----- Data listing

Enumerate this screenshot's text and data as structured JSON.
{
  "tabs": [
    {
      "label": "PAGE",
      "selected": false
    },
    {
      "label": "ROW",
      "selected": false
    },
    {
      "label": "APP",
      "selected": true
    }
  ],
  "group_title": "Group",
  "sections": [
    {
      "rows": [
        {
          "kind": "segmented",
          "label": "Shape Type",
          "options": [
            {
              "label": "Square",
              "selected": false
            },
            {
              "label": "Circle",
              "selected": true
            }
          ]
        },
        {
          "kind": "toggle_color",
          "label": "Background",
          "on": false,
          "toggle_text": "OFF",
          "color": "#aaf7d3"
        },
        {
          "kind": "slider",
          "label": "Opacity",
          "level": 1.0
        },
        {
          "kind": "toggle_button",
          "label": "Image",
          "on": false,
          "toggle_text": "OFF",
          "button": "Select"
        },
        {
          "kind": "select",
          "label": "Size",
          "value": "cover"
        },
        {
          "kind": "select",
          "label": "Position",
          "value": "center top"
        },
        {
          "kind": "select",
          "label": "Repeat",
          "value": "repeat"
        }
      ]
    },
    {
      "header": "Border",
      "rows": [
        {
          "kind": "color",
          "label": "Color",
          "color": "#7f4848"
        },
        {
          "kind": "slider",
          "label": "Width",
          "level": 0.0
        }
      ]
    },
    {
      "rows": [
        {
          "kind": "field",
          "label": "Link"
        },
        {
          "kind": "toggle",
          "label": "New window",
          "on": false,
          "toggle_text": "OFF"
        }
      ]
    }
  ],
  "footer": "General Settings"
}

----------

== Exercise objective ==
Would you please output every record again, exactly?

== Response to the exercise ==
Enumerate this screenshot's text and data as structured JSON.
{
  "tabs": [
    {
      "label": "PAGE",
      "selected": false
    },
    {
      "label": "ROW",
      "selected": false
    },
    {
      "label": "APP",
      "selected": true
    }
  ],
  "group_title": "Group",
  "sections": [
    {
      "rows": [
        {
          "kind": "segmented",
          "label": "Shape Type",
          "options": [
            {
              "label": "Square",
              "selected": false
            },
            {
              "label": "Circle",
              "selected": true
            }
          ]
        },
        {
          "kind": "toggle_color",
          "label": "Background",
          "on": false,
          "toggle_text": "OFF",
          "color": "#aaf7d3"
        },
        {
          "kind": "slider",
          "label": "Opacity",
          "level": 1.0
        },
        {
          "kind": "toggle_button",
          "label": "Image",
          "on": false,
          "toggle_text": "OFF",
          "button": "Select"
        },
        {
          "kind": "select",
          "label": "Size",
          "value": "cover"
        },
        {
          "kind": "select",
          "label": "Position",
          "value": "center top"
        },
        {
          "kind": "select",
          "label": "Repeat",
          "value": "repeat"
        }
      ]
    },
    {
      "header": "Border",
      "rows": [
        {
          "kind": "color",
          "label": "Color",
          "color": "#7f4848"
        },
        {
          "kind": "slider",
          "label": "Width",
          "level": 0.0
        }
      ]
    },
    {
      "rows": [
        {
          "kind": "field",
          "label": "Link"
        },
        {
          "kind": "toggle",
          "label": "New window",
          "on": false,
          "toggle_text": "OFF"
        }
      ]
    }
  ],
  "footer": "General Settings"
}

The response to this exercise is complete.